  9. yehuda1:17 PM

    Greg-MLK was known to have cheated on his wife.Scumbags arn't 'produced' by society-it's more like as the Gem says 'Bney Aliyah' are always the minorty.:Gil and Greg-I was waiting to hear about Mother Thresha etc(1)I see no comparsion between her and the CC.Was every word she said worthy of learning from?Why don't any of my WORKING day to day non missinary cathlic coworkers emulate her or have any moral rolemodels that influenced them in their day to day life?Anon1- If they do exsist please name them for me.Till then I remain I remain with the conviction that Torah being divine is the only system capble of producing a CC and his day to day influence on the mundane world.

  10. Anonymous9:52 PM

    >Have you ever even bothered to investigate this or are you just assuming that they do not have such people? There are, in fact, tremendously ethical non-Jewish and non-religious people.

    Gil, what do you do with "chesed l'umim chatas"?

  11. Gil, what do you do with "chesed l'umim chatas"?

    Either it's talking about rov or some other interpretation (see the Gemara).

  12. Why don't any of my WORKING day to day non missinary cathlic coworkers emulate her or have any moral rolemodels that influenced them in their day to day life?

    I once worked with a girl from a Catholic family who was a drunk and very promiscuous. She was the black sheep of the family who had moved to NY, but many of her brothers and sisters (I think 9 of them) were nuns and priests. She once mentioned how her brothers had to stay in seminary for Xmas. I responded in surprise and another Catholic colleague said that it was unseemly to spend the holiest day of the year in such a commercialized atmosphere. It had never occurred to me before that they actually have people who take their holidays seriously and are concerned with spirituality. I guess living in NY and only dealing with people in a business environment only exposes me to people on the fringe, or at least not at the core. I've just never met their priests, nuns and ministers (nor do I have any interest in doing so).

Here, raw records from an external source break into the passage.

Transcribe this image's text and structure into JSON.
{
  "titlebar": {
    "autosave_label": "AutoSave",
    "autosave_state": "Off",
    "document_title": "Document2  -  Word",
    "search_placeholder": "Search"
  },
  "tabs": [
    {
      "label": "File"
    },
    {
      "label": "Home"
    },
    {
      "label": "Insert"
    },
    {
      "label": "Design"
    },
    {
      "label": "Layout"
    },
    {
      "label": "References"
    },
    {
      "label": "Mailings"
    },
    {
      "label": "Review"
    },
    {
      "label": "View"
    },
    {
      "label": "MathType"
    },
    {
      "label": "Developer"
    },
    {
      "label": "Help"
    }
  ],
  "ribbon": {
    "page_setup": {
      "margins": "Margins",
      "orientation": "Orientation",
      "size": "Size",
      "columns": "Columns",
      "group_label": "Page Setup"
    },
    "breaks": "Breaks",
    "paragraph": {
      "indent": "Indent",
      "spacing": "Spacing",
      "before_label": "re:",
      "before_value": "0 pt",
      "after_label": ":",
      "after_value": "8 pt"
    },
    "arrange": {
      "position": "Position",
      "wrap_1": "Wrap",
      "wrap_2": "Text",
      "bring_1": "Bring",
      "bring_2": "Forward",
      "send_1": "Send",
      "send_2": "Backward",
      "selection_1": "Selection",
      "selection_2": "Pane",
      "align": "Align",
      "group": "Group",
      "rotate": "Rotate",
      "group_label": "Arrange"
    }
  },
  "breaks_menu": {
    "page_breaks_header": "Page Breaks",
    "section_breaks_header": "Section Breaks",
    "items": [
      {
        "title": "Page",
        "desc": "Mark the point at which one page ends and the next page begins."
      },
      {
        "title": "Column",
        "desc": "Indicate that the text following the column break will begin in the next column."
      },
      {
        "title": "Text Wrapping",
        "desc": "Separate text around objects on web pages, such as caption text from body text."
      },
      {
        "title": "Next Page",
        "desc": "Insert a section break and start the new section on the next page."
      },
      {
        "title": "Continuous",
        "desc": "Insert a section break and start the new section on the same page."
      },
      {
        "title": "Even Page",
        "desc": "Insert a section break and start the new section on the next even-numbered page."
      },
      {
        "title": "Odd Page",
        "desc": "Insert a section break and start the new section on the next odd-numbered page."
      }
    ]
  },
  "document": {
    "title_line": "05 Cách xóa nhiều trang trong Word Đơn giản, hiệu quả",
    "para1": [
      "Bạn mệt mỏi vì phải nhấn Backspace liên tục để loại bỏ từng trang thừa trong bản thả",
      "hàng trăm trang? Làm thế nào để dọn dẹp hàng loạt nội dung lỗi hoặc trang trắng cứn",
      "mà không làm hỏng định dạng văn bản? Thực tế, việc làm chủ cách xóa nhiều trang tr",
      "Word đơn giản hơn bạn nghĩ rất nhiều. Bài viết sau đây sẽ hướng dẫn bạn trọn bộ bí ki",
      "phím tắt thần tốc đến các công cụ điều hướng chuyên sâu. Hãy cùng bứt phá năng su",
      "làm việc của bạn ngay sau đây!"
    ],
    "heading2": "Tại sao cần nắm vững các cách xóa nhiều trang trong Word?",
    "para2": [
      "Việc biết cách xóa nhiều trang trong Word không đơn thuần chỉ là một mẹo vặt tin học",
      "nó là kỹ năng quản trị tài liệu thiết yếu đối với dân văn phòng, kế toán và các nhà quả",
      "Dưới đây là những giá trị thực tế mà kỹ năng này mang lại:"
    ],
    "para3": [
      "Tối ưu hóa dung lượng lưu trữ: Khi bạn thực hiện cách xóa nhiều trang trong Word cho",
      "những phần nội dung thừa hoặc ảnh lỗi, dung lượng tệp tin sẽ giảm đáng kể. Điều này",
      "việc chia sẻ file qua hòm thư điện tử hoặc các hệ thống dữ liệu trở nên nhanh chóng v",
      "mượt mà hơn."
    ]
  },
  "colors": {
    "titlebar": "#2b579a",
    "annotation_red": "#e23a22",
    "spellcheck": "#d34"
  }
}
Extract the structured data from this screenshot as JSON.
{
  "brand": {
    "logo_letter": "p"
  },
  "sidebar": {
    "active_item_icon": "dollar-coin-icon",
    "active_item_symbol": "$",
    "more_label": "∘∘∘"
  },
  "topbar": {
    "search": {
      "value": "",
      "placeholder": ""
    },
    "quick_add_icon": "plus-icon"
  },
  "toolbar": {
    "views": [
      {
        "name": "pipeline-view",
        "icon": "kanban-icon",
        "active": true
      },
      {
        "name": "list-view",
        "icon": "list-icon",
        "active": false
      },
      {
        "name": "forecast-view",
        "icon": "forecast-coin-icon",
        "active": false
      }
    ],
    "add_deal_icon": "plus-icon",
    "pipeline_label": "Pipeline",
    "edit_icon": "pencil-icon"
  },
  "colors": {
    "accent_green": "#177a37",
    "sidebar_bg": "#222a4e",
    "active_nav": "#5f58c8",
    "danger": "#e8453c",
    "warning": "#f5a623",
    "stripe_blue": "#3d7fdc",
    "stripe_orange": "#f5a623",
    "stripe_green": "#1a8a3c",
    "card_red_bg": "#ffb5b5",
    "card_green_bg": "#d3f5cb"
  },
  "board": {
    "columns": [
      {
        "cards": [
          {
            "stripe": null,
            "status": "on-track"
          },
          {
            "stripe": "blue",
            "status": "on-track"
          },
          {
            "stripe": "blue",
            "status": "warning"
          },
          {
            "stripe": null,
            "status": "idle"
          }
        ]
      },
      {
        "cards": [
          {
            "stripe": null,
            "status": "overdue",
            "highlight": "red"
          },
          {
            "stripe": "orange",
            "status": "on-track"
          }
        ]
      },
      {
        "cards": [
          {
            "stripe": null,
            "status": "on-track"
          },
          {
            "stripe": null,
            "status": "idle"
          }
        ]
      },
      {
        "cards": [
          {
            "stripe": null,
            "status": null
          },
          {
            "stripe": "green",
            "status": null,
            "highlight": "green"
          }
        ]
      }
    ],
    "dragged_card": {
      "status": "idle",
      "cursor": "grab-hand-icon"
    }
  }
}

    Have you ever met a frum person in business whose every word is deserving of study? Did the Chofetz Chaim - or any rosh yeshiva - ever work in a corporate environment?

  13. yehuda1:02 PM

    The Chofetz Chaim did not work in a corprate envirment but unlike Mother Theresha he did work (he kept the books in his wife grocery since she couldn't read) and was self supporting.The CCs son in his hesped said that a gadlus of the CC we can all relate to is that even the corrupt antisemitic Polish postal authority far away from Radin knew that When the CC sent out seforim daily they didn't have to weigh the package as the CC wouldn't of estimated and ended up putting on insufficent postage due to chases gezel.Most of my office is Irish Cathlics.We were once discussing 'do you know anyone who would give up his job and face an uncertain future rather then prepare a misleading financial statement on a one time basis'While they all said probally not I can say my brother in law did!

  14. My point was that if there was a righteous Christian who kept the books in his little store, you wouldn't know about it. Just like the Chofetz Chaim didn't work in a corporate environment, you wouldn't expect any sort of equivalent that may or may not exist to work there either.

  15. Anonymous5:51 PM

    >Have you ever met a frum person in business whose every word is deserving of study?

    Yes, quite a few.

    (I never met him but Irving Bunim comes to mind as well.)

  16. Anonymous6:27 PM

    When I said quite a few, I didn't mean that EVERY word is deserving of study, I think that there a very few people period of such caliber.

    Rather, I meant to say that I have met quite a number of frum tzadikim who are in business and who are worthy of emulation.

  17. Is that fact that on a practical level the masses do not live up to the Christian ideals their religion may advocate or even to the standards of secular humanism any more of an indication that these philosophies are wrong than the fact that the overwhelming masses of even Orthodox Jews do not fully live up to the standards of the Chafeitz Chaim, if that is your role model of ethical behavior?